### TASK INPUTS
------------------------------------
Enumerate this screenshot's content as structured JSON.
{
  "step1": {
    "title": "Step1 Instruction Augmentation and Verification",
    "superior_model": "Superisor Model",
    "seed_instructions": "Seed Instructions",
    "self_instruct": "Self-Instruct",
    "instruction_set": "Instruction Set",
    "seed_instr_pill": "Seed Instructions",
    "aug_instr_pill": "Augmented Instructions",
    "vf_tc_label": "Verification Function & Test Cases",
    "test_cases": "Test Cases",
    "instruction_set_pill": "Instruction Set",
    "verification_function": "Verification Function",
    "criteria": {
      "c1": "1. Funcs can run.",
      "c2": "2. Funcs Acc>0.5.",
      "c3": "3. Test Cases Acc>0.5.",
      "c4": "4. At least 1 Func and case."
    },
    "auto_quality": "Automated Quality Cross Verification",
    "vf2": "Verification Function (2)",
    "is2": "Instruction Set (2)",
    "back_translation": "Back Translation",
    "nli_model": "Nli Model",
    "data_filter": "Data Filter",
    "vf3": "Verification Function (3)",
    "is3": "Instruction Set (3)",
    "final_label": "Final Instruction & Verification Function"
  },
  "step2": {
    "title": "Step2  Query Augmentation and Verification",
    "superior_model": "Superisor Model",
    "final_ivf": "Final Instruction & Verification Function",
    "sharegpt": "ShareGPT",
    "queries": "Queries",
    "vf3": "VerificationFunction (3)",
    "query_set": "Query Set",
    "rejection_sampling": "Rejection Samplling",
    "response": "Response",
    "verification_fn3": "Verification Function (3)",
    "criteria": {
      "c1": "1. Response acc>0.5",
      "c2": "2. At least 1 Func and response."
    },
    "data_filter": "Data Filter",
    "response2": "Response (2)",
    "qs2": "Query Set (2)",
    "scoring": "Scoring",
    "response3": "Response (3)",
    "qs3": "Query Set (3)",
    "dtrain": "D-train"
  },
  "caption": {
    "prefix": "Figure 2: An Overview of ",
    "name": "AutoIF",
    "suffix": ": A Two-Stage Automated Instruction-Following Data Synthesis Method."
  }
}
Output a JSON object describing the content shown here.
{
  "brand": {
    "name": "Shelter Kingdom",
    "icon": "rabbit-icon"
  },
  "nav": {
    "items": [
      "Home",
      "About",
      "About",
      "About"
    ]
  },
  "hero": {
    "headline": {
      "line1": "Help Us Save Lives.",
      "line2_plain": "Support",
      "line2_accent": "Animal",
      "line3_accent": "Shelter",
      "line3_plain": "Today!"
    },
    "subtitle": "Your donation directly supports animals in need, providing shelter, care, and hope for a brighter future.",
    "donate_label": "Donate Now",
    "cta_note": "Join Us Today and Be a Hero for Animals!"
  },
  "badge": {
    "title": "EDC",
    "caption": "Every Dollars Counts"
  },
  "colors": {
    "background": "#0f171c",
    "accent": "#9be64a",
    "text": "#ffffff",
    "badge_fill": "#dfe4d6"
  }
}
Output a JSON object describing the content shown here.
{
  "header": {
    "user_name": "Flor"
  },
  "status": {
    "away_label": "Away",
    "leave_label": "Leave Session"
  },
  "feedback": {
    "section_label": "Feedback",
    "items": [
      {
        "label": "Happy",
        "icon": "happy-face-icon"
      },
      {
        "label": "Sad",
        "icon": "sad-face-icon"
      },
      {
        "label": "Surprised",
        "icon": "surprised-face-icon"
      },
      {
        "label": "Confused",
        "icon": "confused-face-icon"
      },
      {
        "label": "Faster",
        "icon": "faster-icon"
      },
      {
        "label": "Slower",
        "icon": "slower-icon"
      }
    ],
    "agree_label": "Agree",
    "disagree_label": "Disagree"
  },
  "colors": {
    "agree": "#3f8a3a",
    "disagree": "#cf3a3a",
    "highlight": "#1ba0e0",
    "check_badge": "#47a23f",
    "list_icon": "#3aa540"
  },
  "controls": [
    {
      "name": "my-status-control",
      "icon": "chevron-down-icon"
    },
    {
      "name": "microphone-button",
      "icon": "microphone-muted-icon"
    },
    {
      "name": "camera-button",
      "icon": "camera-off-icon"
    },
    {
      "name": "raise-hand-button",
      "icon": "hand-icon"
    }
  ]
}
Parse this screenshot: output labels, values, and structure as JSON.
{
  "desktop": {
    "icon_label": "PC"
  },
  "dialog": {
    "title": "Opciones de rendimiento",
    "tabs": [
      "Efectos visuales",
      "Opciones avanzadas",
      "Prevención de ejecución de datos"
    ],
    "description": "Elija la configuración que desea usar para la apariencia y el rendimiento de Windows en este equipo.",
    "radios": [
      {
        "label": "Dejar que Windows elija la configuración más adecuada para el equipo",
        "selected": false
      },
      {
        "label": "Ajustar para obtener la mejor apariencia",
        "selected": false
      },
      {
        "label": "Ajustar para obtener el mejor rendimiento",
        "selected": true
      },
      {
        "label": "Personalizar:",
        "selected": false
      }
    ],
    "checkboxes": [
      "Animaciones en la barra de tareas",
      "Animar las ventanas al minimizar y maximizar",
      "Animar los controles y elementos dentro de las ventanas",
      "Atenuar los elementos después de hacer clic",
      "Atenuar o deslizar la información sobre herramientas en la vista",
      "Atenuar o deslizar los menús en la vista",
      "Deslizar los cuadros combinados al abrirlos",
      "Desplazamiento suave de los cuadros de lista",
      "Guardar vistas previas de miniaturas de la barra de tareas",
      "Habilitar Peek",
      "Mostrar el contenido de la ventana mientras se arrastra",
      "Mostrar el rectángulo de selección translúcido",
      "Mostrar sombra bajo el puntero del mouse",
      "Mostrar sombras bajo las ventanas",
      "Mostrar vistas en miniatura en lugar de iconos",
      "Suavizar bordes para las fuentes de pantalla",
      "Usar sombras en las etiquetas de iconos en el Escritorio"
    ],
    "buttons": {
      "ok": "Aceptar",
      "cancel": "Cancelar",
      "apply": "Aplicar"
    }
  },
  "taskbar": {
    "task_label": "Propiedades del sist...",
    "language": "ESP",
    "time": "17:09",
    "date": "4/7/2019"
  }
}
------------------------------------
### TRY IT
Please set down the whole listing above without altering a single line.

### RESPONSE
Enumerate this screenshot's content as structured JSON.
{
  "step1": {
    "title": "Step1 Instruction Augmentation and Verification",
    "superior_model": "Superisor Model",
    "seed_instructions": "Seed Instructions",
    "self_instruct": "Self-Instruct",
    "instruction_set": "Instruction Set",
    "seed_instr_pill": "Seed Instructions",
    "aug_instr_pill": "Augmented Instructions",
    "vf_tc_label": "Verification Function & Test Cases",
    "test_cases": "Test Cases",
    "instruction_set_pill": "Instruction Set",
    "verification_function": "Verification Function",
    "criteria": {
      "c1": "1. Funcs can run.",
      "c2": "2. Funcs Acc>0.5.",
      "c3": "3. Test Cases Acc>0.5.",
      "c4": "4. At least 1 Func and case."
    },
    "auto_quality": "Automated Quality Cross Verification",
    "vf2": "Verification Function (2)",
    "is2": "Instruction Set (2)",
    "back_translation": "Back Translation",
    "nli_model": "Nli Model",
    "data_filter": "Data Filter",
    "vf3": "Verification Function (3)",
    "is3": "Instruction Set (3)",
    "final_label": "Final Instruction & Verification Function"
  },
  "step2": {
    "title": "Step2  Query Augmentation and Verification",
    "superior_model": "Superisor Model",
    "final_ivf": "Final Instruction & Verification Function",
    "sharegpt": "ShareGPT",
    "queries": "Queries",
    "vf3": "VerificationFunction (3)",
    "query_set": "Query Set",
    "rejection_sampling": "Rejection Samplling",
    "response": "Response",
    "verification_fn3": "Verification Function (3)",
    "criteria": {
      "c1": "1. Response acc>0.5",
      "c2": "2. At least 1 Func and response."
    },
    "data_filter": "Data Filter",
    "response2": "Response (2)",
    "qs2": "Query Set (2)",
    "scoring": "Scoring",
    "response3": "Response (3)",
    "qs3": "Query Set (3)",
    "dtrain": "D-train"
  },
  "caption": {
    "prefix": "Figure 2: An Overview of ",
    "name": "AutoIF",
    "suffix": ": A Two-Stage Automated Instruction-Following Data Synthesis Method."
  }
}
Output a JSON object describing the content shown here.
{
  "brand": {
    "name": "Shelter Kingdom",
    "icon": "rabbit-icon"
  },
  "nav": {
    "items": [
      "Home",
      "About",
      "About",
      "About"
    ]
  },
  "hero": {
    "headline": {
      "line1": "Help Us Save Lives.",
      "line2_plain": "Support",
      "line2_accent": "Animal",
      "line3_accent": "Shelter",
      "line3_plain": "Today!"
    },
    "subtitle": "Your donation directly supports animals in need, providing shelter, care, and hope for a brighter future.",
    "donate_label": "Donate Now",
    "cta_note": "Join Us Today and Be a Hero for Animals!"
  },
  "badge": {
    "title": "EDC",
    "caption": "Every Dollars Counts"
  },
  "colors": {
    "background": "#0f171c",
    "accent": "#9be64a",
    "text": "#ffffff",
    "badge_fill": "#dfe4d6"
  }
}
Output a JSON object describing the content shown here.
{
  "header": {
    "user_name": "Flor"
  },
  "status": {
    "away_label": "Away",
    "leave_label": "Leave Session"
  },
  "feedback": {
    "section_label": "Feedback",
    "items": [
      {
        "label": "Happy",
        "icon": "happy-face-icon"
      },
      {
        "label": "Sad",
        "icon": "sad-face-icon"
      },
      {
        "label": "Surprised",
        "icon": "surprised-face-icon"
      },
      {
        "label": "Confused",
        "icon": "confused-face-icon"
      },
      {
        "label": "Faster",
        "icon": "faster-icon"
      },
      {
        "label": "Slower",
        "icon": "slower-icon"
      }
    ],
    "agree_label": "Agree",
    "disagree_label": "Disagree"
  },
  "colors": {
    "agree": "#3f8a3a",
    "disagree": "#cf3a3a",
    "highlight": "#1ba0e0",
    "check_badge": "#47a23f",
    "list_icon": "#3aa540"
  },
  "controls": [
    {
      "name": "my-status-control",
      "icon": "chevron-down-icon"
    },
    {
      "name": "microphone-button",
      "icon": "microphone-muted-icon"
    },
    {
      "name": "camera-button",
      "icon": "camera-off-icon"
    },
    {
      "name": "raise-hand-button",
      "icon": "hand-icon"
    }
  ]
}
Parse this screenshot: output labels, values, and structure as JSON.
{
  "desktop": {
    "icon_label": "PC"
  },
  "dialog": {
    "title": "Opciones de rendimiento",
    "tabs": [
      "Efectos visuales",
      "Opciones avanzadas",
      "Prevención de ejecución de datos"
    ],
    "description": "Elija la configuración que desea usar para la apariencia y el rendimiento de Windows en este equipo.",
    "radios": [
      {
        "label": "Dejar que Windows elija la configuración más adecuada para el equipo",
        "selected": false
      },
      {
        "label": "Ajustar para obtener la mejor apariencia",
        "selected": false
      },
      {
        "label": "Ajustar para obtener el mejor rendimiento",
        "selected": true
      },
      {
        "label": "Personalizar:",
        "selected": false
      }
    ],
    "checkboxes": [
      "Animaciones en la barra de tareas",
      "Animar las ventanas al minimizar y maximizar",
      "Animar los controles y elementos dentro de las ventanas",
      "Atenuar los elementos después de hacer clic",
      "Atenuar o deslizar la información sobre herramientas en la vista",
      "Atenuar o deslizar los menús en la vista",
      "Deslizar los cuadros combinados al abrirlos",
      "Desplazamiento suave de los cuadros de lista",
      "Guardar vistas previas de miniaturas de la barra de tareas",
      "Habilitar Peek",
      "Mostrar el contenido de la ventana mientras se arrastra",
      "Mostrar el rectángulo de selección translúcido",
      "Mostrar sombra bajo el puntero del mouse",
      "Mostrar sombras bajo las ventanas",
      "Mostrar vistas en miniatura en lugar de iconos",
      "Suavizar bordes para las fuentes de pantalla",
      "Usar sombras en las etiquetas de iconos en el Escritorio"
    ],
    "buttons": {
      "ok": "Aceptar",
      "cancel": "Cancelar",
      "apply": "Aplicar"
    }
  },
  "taskbar": {
    "task_label": "Propiedades del sist...",
    "language": "ESP",
    "time": "17:09",
    "date": "4/7/2019"
  }
}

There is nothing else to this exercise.